May avoid eye contact: Another #1 indicator when Nate was diagnosed.  He couldn’t do it.  I’ve read articles by and listened to interviews with autistic individuals who say that it physically hurts them to look someone in the eye.  It’s suspected that there’s so much sensory input – visual, sound, sense (temperature, breeze etc.) – that it becomes overwhelming and causes the brain to go into overload.  Nate’s improvement in this category is beyond words but, again, we’ve still got miles to go.

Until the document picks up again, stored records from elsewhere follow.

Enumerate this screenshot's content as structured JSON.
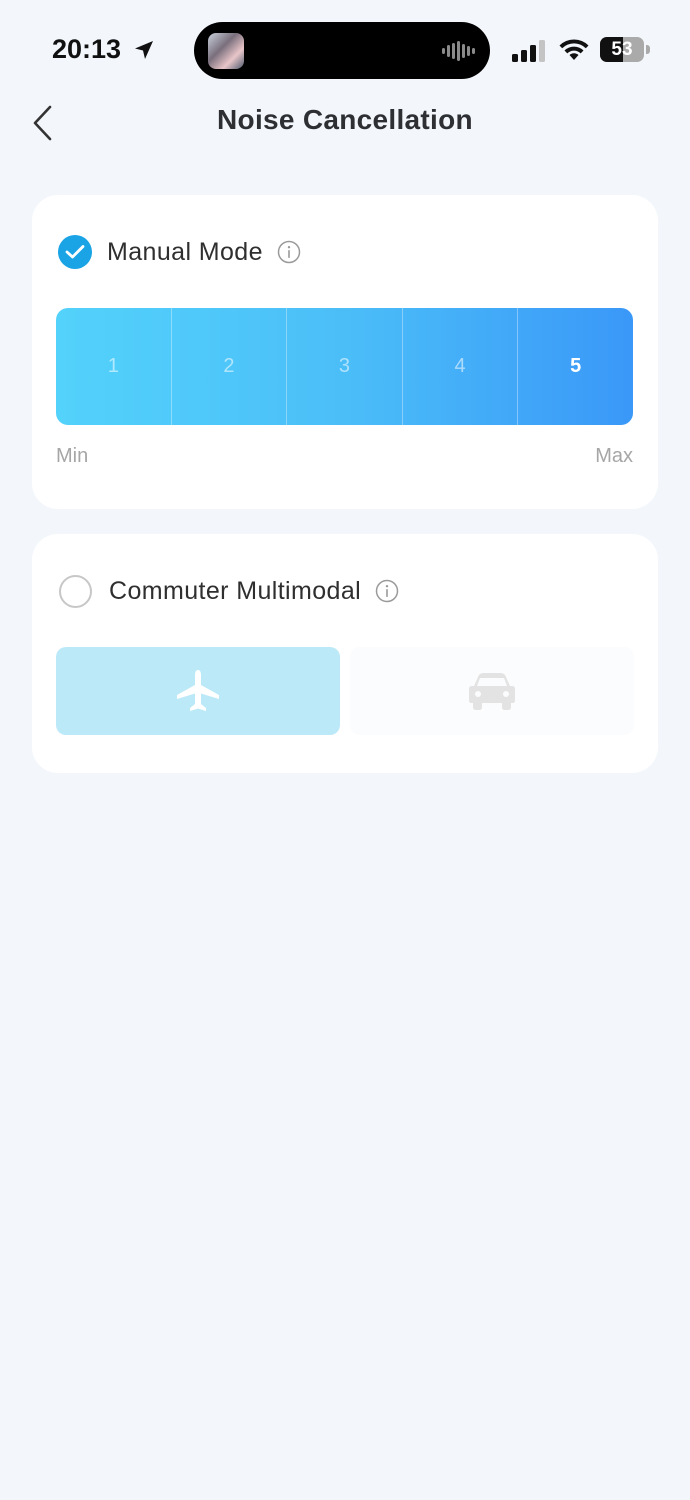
{
  "status_bar": {
    "time": "20:13",
    "battery": "53",
    "battery_level": 0.53,
    "icons": [
      "location-arrow-icon",
      "signal-icon",
      "wifi-icon",
      "battery-icon"
    ]
  },
  "header": {
    "title": "Noise Cancellation",
    "back_icon": "chevron-left-icon"
  },
  "manual_mode": {
    "label": "Manual Mode",
    "checked": true,
    "levels": [
      "1",
      "2",
      "3",
      "4",
      "5"
    ],
    "selected_level": "5",
    "min_label": "Min",
    "max_label": "Max"
  },
  "commuter_mode": {
    "label": "Commuter Multimodal",
    "checked": false,
    "options": [
      {
        "icon": "airplane-icon",
        "selected": true
      },
      {
        "icon": "car-icon",
        "selected": false
      }
    ]
  },
  "colors": {
    "accent": "#1aa4e6",
    "gradient_start": "#53d2fb",
    "gradient_end": "#3a98f8",
    "background": "#f3f7fb",
    "selected_option": "#bce9f8"
  }
}
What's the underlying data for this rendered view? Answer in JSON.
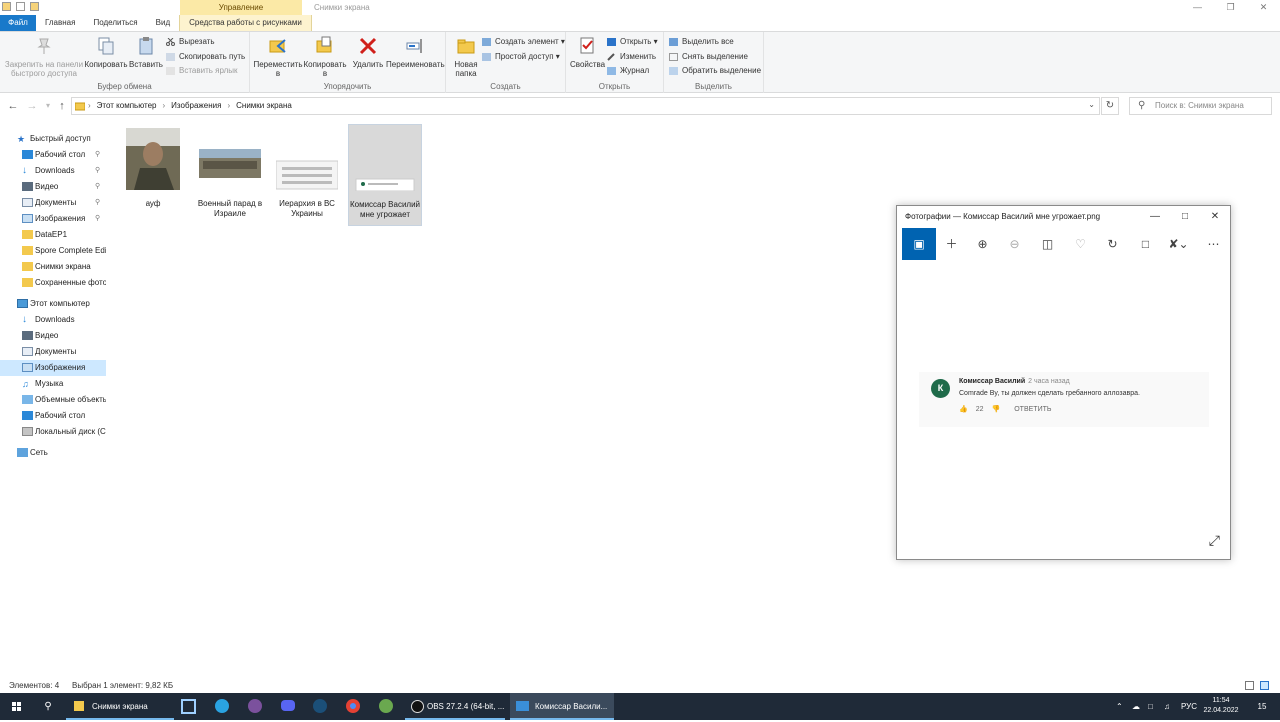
{
  "window": {
    "title": "Снимки экрана",
    "context_tab_group": "Управление"
  },
  "ribbon_tabs": [
    "Файл",
    "Главная",
    "Поделиться",
    "Вид",
    "Средства работы с рисунками"
  ],
  "ribbon": {
    "clipboard": {
      "group": "Буфер обмена",
      "pin": "Закрепить на панели быстрого доступа",
      "copy": "Копировать",
      "paste": "Вставить",
      "cut": "Вырезать",
      "copy_path": "Скопировать путь",
      "paste_shortcut": "Вставить ярлык"
    },
    "organize": {
      "group": "Упорядочить",
      "move_to": "Переместить в",
      "copy_to": "Копировать в",
      "delete": "Удалить",
      "rename": "Переименовать"
    },
    "new": {
      "group": "Создать",
      "new_folder": "Новая папка",
      "new_item": "Создать элемент",
      "easy_access": "Простой доступ"
    },
    "open": {
      "group": "Открыть",
      "properties": "Свойства",
      "open": "Открыть",
      "edit": "Изменить",
      "history": "Журнал"
    },
    "select": {
      "group": "Выделить",
      "select_all": "Выделить все",
      "select_none": "Снять выделение",
      "invert": "Обратить выделение"
    }
  },
  "address": {
    "crumbs": [
      "Этот компьютер",
      "Изображения",
      "Снимки экрана"
    ],
    "search_placeholder": "Поиск в: Снимки экрана"
  },
  "nav": {
    "quick_access": "Быстрый доступ",
    "quick_items": [
      "Рабочий стол",
      "Downloads",
      "Видео",
      "Документы",
      "Изображения",
      "DataEP1",
      "Spore Complete Edi",
      "Снимки экрана",
      "Сохраненные фото"
    ],
    "this_pc": "Этот компьютер",
    "pc_items": [
      "Downloads",
      "Видео",
      "Документы",
      "Изображения",
      "Музыка",
      "Объемные объекты",
      "Рабочий стол",
      "Локальный диск (C"
    ],
    "network": "Сеть"
  },
  "files": [
    {
      "name": "ауф"
    },
    {
      "name": "Военный парад в Израиле"
    },
    {
      "name": "Иерархия в ВС Украины"
    },
    {
      "name": "Комиссар Василий мне угрожает"
    }
  ],
  "status": {
    "count": "Элементов: 4",
    "selection": "Выбран 1 элемент: 9,82 КБ"
  },
  "photos": {
    "title": "Фотографии — Комиссар Василий мне угрожает.png",
    "comment": {
      "avatar_letter": "К",
      "author": "Комиссар Василий",
      "time": "2 часа назад",
      "text": "Comrade By, ты должен сделать гребанного аллозавра.",
      "likes": "22",
      "reply": "ОТВЕТИТЬ"
    }
  },
  "taskbar": {
    "explorer": "Снимки экрана",
    "obs": "OBS 27.2.4 (64-bit, ...",
    "photos": "Комиссар Васили...",
    "lang": "РУС",
    "time": "11:54",
    "date": "22.04.2022",
    "notifications": "15"
  }
}
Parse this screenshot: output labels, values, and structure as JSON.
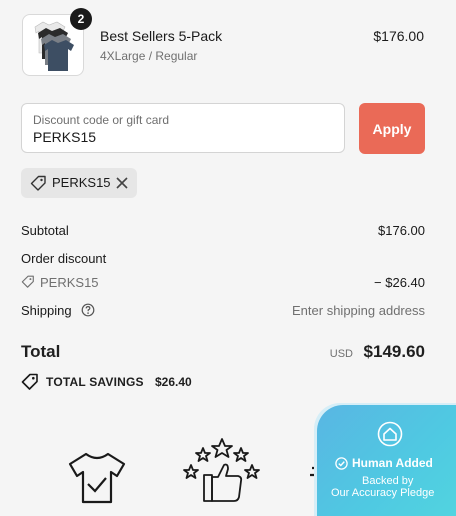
{
  "product": {
    "title": "Best Sellers 5-Pack",
    "variant": "4XLarge / Regular",
    "price": "$176.00",
    "quantity": "2",
    "image_icon": "tshirt-stack-icon"
  },
  "discount": {
    "placeholder": "Discount code or gift card",
    "value": "PERKS15",
    "apply_label": "Apply",
    "apply_color": "#ea6a57",
    "applied_code": "PERKS15"
  },
  "summary": {
    "subtotal_label": "Subtotal",
    "subtotal_value": "$176.00",
    "order_discount_label": "Order discount",
    "discount_code": "PERKS15",
    "discount_value": "− $26.40",
    "shipping_label": "Shipping",
    "shipping_value": "Enter shipping address",
    "total_label": "Total",
    "currency": "USD",
    "total_value": "$149.60",
    "savings_label": "TOTAL SAVINGS",
    "savings_value": "$26.40"
  },
  "pledge": {
    "title": "Human Added",
    "line1": "Backed by",
    "line2": "Our Accuracy Pledge"
  }
}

Difficulty interacting with others: This is especially true when Nate is with peers.  If left to his own devices, Nate will withdraw from the group.  At school with teachers and therapists, he has learned to tolerate, and sometimes enjoy, group activities like circle time, art, and meals.  He does not yet initiate interaction with classmates but will also tolerate it if someone tries to interact with him, like if a classmate wants Nate to join in on a group activity.

Difficulty in expressing needs; may use gestures: You all know about this one.  Nate’s nonverbal, talks through PECS, and, within the past month, has started signing and pointing to things he needs with consistency.  God Bless Sign Language and PECS.

Plays Minecraft: Who says autistic people don’t have a sense of humor?

Other things I’ve heard (which, clearly, have yet to be confirmed in our world) is that Nate will lack the ability to lie.  Because things are so black and white, true or untrue, he will have difficulty finding the grey and, therefore, won’t talk in those terms, either.  But that remains to be seen.  I bet that my boy will whip out a whopper or two in his days….

But this awesome boy (seen here after having a meltdown, which is why he’s nearly naked, and wearing a hat, which is giving his head some sensory input) can do things that astonish me every day.  He’s an artist extraordinaire, gives the most wonderful hugs, and surprises and stuns me, Chad, and his therapists with skills we never knew he had.  And he has a way about him that causes everyone of every age to become wrapped around his wee little pinky.   I wouldn’t have him any other way.